In related news, somebody at the Commission got around to taking Lawrence Lessig's suggestion to "reboot the FCC" somewhat seriously; who knows what implications this will have on the FCC-spelunkers among us.

1/4/10 - Adios, (Radio) Mediageek [link to this story]

I spent my New Year's eve in somewhat bittersweet celebration with my compadre Paul Riismandel, otherwise well-known as the Mediageek. After seven and a half years of doing his Mediageek radioshow, which had been syndicated on more than a dozen stations in North America, Paul's decided to hang up the mic.

Having done both the daily and weekly radio grind myself, I know how it can eat at you after a while; and when you're heart's not in it anymore, it's time to move forward to something else. It's how I ended up in graduate school. At least for me, my "radio kids" are still alive and growing with new parentage, but in the case of the Mediageek radioshow, it's truly the end of an era.

Paul and I met and became friends primarily because of our mutual love of radio, and the magic of radio production has always been a touchstone. We've traveled the country just to transmit. Although he's still the adviser to Northwestern University's radio station, WNUR, it's not quite the same as getting behind a board once a week and letting rip. He's also not the first of my radio buddies to step away from the transmitter this year.

However, in a ritual very appropriate for the moment, we had to fire up WNUR's airchain to make the last show go, and returned the frequency to static once it was over. I don't think it was ever really possible to do justice to what the Mediageek radioshow has accomplished in a single episode, but we did our best (Paul sez the extended version of the last program will be posted later).

It's not like the Mediageek's dead, either: he's hoping to devote more time to both of his blogs, his paid-writing column gig, and a book project, among many other things.

Though my CV will suffer, I do have a doctoral degree to finish this year, and then perhaps I can publish as much as Paul does.
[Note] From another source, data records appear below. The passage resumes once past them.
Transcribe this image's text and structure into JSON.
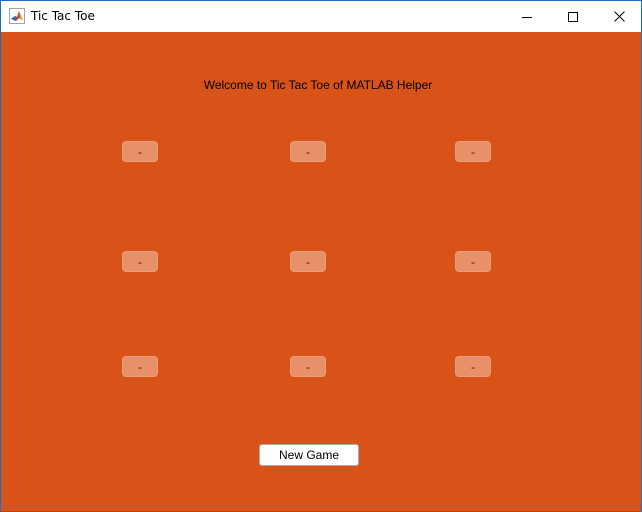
{
  "window": {
    "title": "Tic Tac Toe",
    "icon": "matlab-logo-icon"
  },
  "controls": {
    "minimize_icon": "minimize-icon",
    "maximize_icon": "maximize-icon",
    "close_icon": "close-icon"
  },
  "main": {
    "welcome": "Welcome to Tic Tac Toe of MATLAB Helper",
    "board": [
      [
        "-",
        "-",
        "-"
      ],
      [
        "-",
        "-",
        "-"
      ],
      [
        "-",
        "-",
        "-"
      ]
    ],
    "new_game_label": "New Game"
  },
  "colors": {
    "background": "#d95319",
    "cell": "#e8906a"
  }
}
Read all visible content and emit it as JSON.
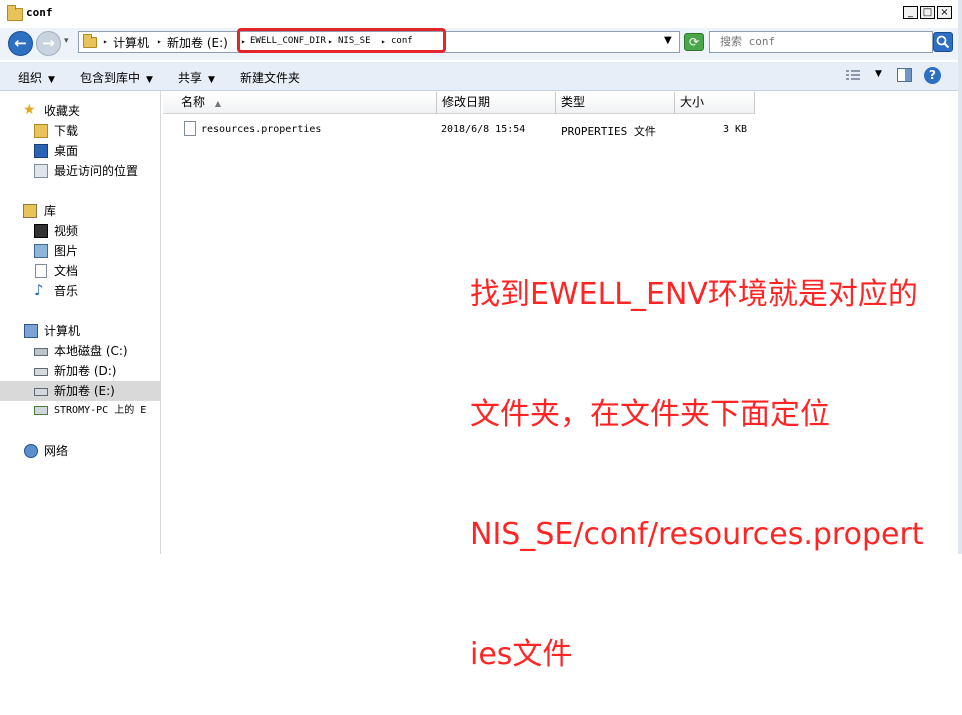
{
  "window": {
    "title": "conf",
    "min_symbol": "_",
    "max_symbol": "□",
    "close_symbol": "×"
  },
  "address_bar": {
    "crumbs": [
      "计算机",
      "新加卷 (E:)",
      "EWELL_CONF_DIR",
      "NIS_SE",
      "conf"
    ],
    "highlight_color": "#e4262b"
  },
  "search": {
    "placeholder": "搜索 conf"
  },
  "toolbar": {
    "organize": "组织",
    "include_in_library": "包含到库中",
    "share": "共享",
    "new_folder": "新建文件夹"
  },
  "sidebar": {
    "favorites": {
      "label": "收藏夹",
      "items": [
        "下载",
        "桌面",
        "最近访问的位置"
      ]
    },
    "libraries": {
      "label": "库",
      "items": [
        "视频",
        "图片",
        "文档",
        "音乐"
      ]
    },
    "computer": {
      "label": "计算机",
      "items": [
        "本地磁盘 (C:)",
        "新加卷 (D:)",
        "新加卷 (E:)",
        "STROMY-PC 上的 E"
      ]
    },
    "network": {
      "label": "网络"
    },
    "selected": "新加卷 (E:)"
  },
  "columns": {
    "name": "名称",
    "date": "修改日期",
    "type": "类型",
    "size": "大小"
  },
  "files": [
    {
      "name": "resources.properties",
      "date": "2018/6/8 15:54",
      "type": "PROPERTIES 文件",
      "size": "3 KB"
    }
  ],
  "annotation": {
    "lines": [
      "找到EWELL_ENV环境就是对应的",
      "文件夹，在文件夹下面定位",
      "NIS_SE/conf/resources.propert",
      "ies文件"
    ],
    "color": "#ff2525"
  }
}
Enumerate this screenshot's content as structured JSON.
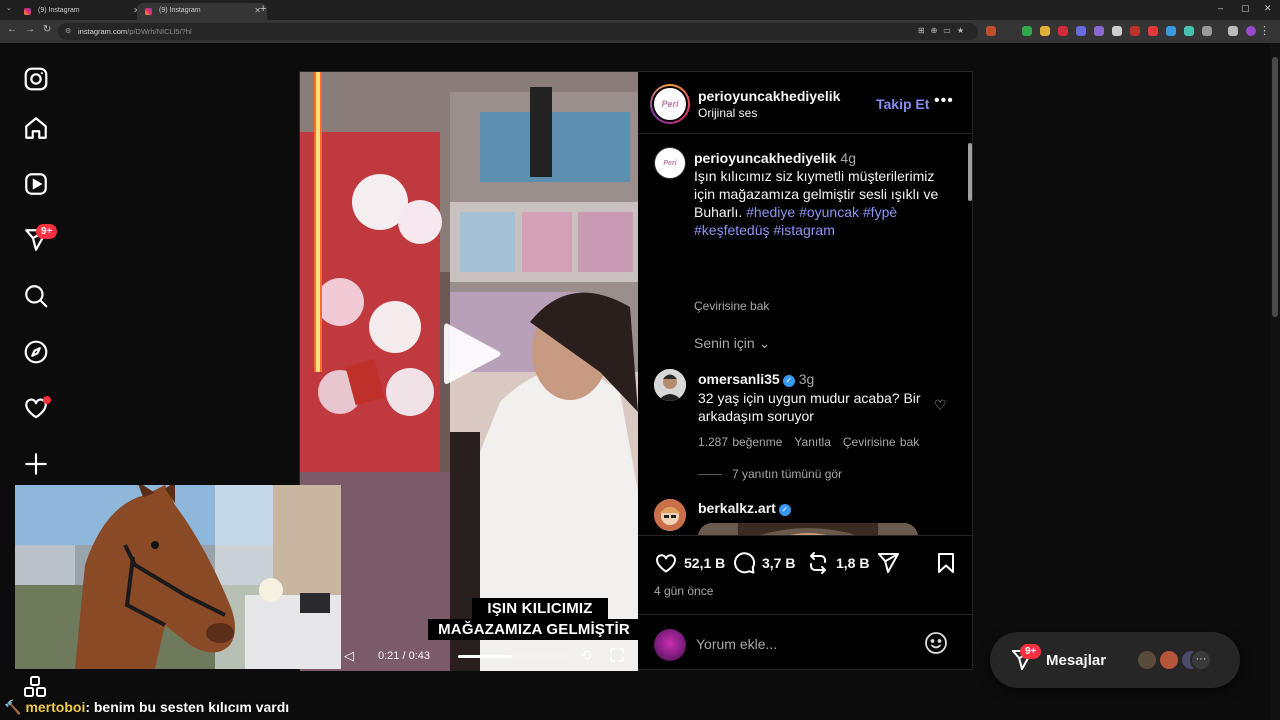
{
  "browser": {
    "tabs": [
      {
        "title": "(9) Instagram",
        "active": false
      },
      {
        "title": "(9) Instagram",
        "active": true
      }
    ],
    "url_host": "instagram.com",
    "url_path": "/p/DWrh/NICLl5/?hl"
  },
  "sidebar": {
    "icons": [
      "instagram-logo-icon",
      "home-icon",
      "reels-icon",
      "direct-messages-icon",
      "search-icon",
      "explore-icon",
      "notifications-icon",
      "create-icon"
    ],
    "messages_badge": "9+"
  },
  "post": {
    "video": {
      "subtitle_line1": "IŞIN KILICIMIZ",
      "subtitle_line2": "MAĞAZAMIZA GELMİŞTİR",
      "time": "0:21 / 0:43",
      "progress_fraction": 0.49
    },
    "header": {
      "username": "perioyuncakhediyelik",
      "audio": "Orijinal ses",
      "follow": "Takip Et",
      "more": "•••",
      "avatar_text": "Peri"
    },
    "caption": {
      "username": "perioyuncakhediyelik",
      "time": "4g",
      "text": "Işın kılıcımız siz kıymetli müşterilerimiz için mağazamıza gelmiştir sesli ışıklı ve Buharlı.",
      "hashtags": "#hediye #oyuncak #fypè #keşfetedüş #istagram",
      "translate": "Çevirisine bak"
    },
    "for_you": "Senin için",
    "comments": [
      {
        "username": "omersanli35",
        "time": "3g",
        "text": "32 yaş için uygun mudur acaba? Bir arkadaşım soruyor",
        "likes": "1.287 beğenme",
        "reply": "Yanıtla",
        "translate": "Çevirisine bak",
        "view_replies": "7 yanıtın tümünü gör"
      },
      {
        "username": "berkalkz.art"
      }
    ],
    "actions": {
      "likes": "52,1 B",
      "comments": "3,7 B",
      "reposts": "1,8 B",
      "posted": "4 gün önce"
    },
    "comment_input_placeholder": "Yorum ekle..."
  },
  "messages": {
    "label": "Mesajlar",
    "badge": "9+",
    "more": "···"
  },
  "chat_overlay": {
    "nick": "mertoboi",
    "message": ": benim bu sesten kılıcım vardı"
  },
  "colors": {
    "accent_link": "#858cf2",
    "hashtag": "#8f95f5",
    "badge": "#ff3040",
    "verified": "#3897f0"
  }
}
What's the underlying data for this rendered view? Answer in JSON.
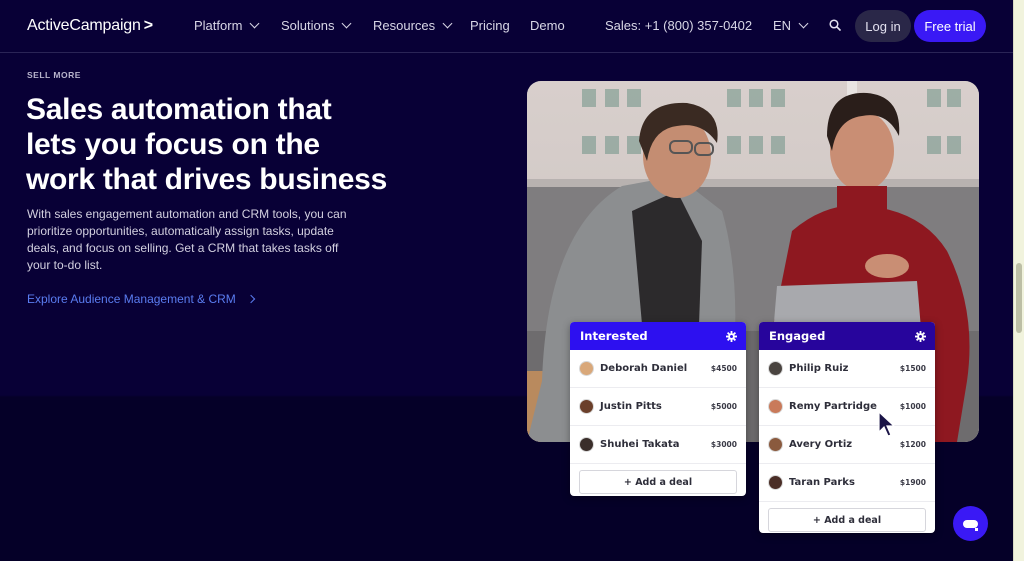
{
  "header": {
    "logo": "ActiveCampaign",
    "logo_mark": ">",
    "nav": [
      {
        "label": "Platform",
        "has_dropdown": true
      },
      {
        "label": "Solutions",
        "has_dropdown": true
      },
      {
        "label": "Resources",
        "has_dropdown": true
      },
      {
        "label": "Pricing",
        "has_dropdown": false
      },
      {
        "label": "Demo",
        "has_dropdown": false
      }
    ],
    "sales_phone": "Sales: +1 (800) 357-0402",
    "language": "EN",
    "search_icon": "search-icon",
    "login_label": "Log in",
    "trial_label": "Free trial"
  },
  "hero": {
    "eyebrow": "SELL MORE",
    "headline_lines": [
      "Sales automation that",
      "lets you focus on the",
      "work that drives business"
    ],
    "body": "With sales engagement automation and CRM tools, you can prioritize opportunities, automatically assign tasks, update deals, and focus on selling. Get a CRM that takes tasks off your to-do list.",
    "link_label": "Explore Audience Management & CRM"
  },
  "pipeline": {
    "stages": [
      {
        "title": "Interested",
        "header_color": "#2d10f0",
        "deals": [
          {
            "name": "Deborah Daniel",
            "amount": "$4500",
            "avatar_color": "#d9a87a"
          },
          {
            "name": "Justin Pitts",
            "amount": "$5000",
            "avatar_color": "#6b3f2a"
          },
          {
            "name": "Shuhei Takata",
            "amount": "$3000",
            "avatar_color": "#3a2e2a"
          }
        ],
        "add_label": "+ Add a deal"
      },
      {
        "title": "Engaged",
        "header_color": "#27059c",
        "deals": [
          {
            "name": "Philip Ruiz",
            "amount": "$1500",
            "avatar_color": "#4a4440"
          },
          {
            "name": "Remy Partridge",
            "amount": "$1000",
            "avatar_color": "#c97a5a"
          },
          {
            "name": "Avery Ortiz",
            "amount": "$1200",
            "avatar_color": "#8a5a3e"
          },
          {
            "name": "Taran Parks",
            "amount": "$1900",
            "avatar_color": "#4a2e26"
          }
        ],
        "add_label": "+ Add a deal"
      }
    ]
  },
  "colors": {
    "background": "#080036",
    "accent": "#3a19f5",
    "link": "#5a7cf0"
  }
}
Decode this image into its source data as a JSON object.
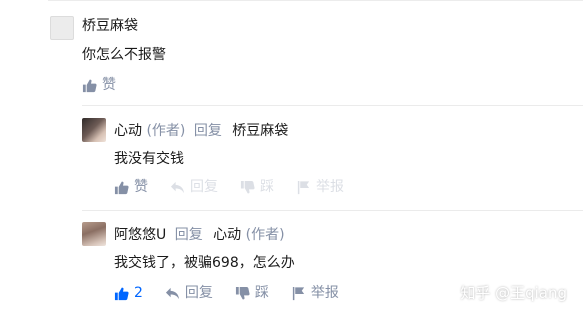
{
  "comments": [
    {
      "author": "桥豆麻袋",
      "text": "你怎么不报警",
      "like_label": "赞"
    },
    {
      "author": "心动",
      "author_tag": "(作者)",
      "reply_word": "回复",
      "reply_to": "桥豆麻袋",
      "text": "我没有交钱",
      "like_label": "赞",
      "reply_label": "回复",
      "dislike_label": "踩",
      "report_label": "举报"
    },
    {
      "author": "阿悠悠U",
      "reply_word": "回复",
      "reply_to": "心动",
      "reply_to_tag": "(作者)",
      "text": "我交钱了，被骗698，怎么办",
      "like_count": "2",
      "reply_label": "回复",
      "dislike_label": "踩",
      "report_label": "举报"
    }
  ],
  "watermark": "知乎 @王qiang",
  "colors": {
    "accent": "#0066ff",
    "muted": "#8590a6",
    "text": "#1a1a1a"
  }
}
The radioshow archives will remain online as an historical witness to an interesting period of time in the flux of media democracy in America, and thus will remain forever useful. Although the act of ending the show was sad, I've never been prouder to call the Mediageek my friend.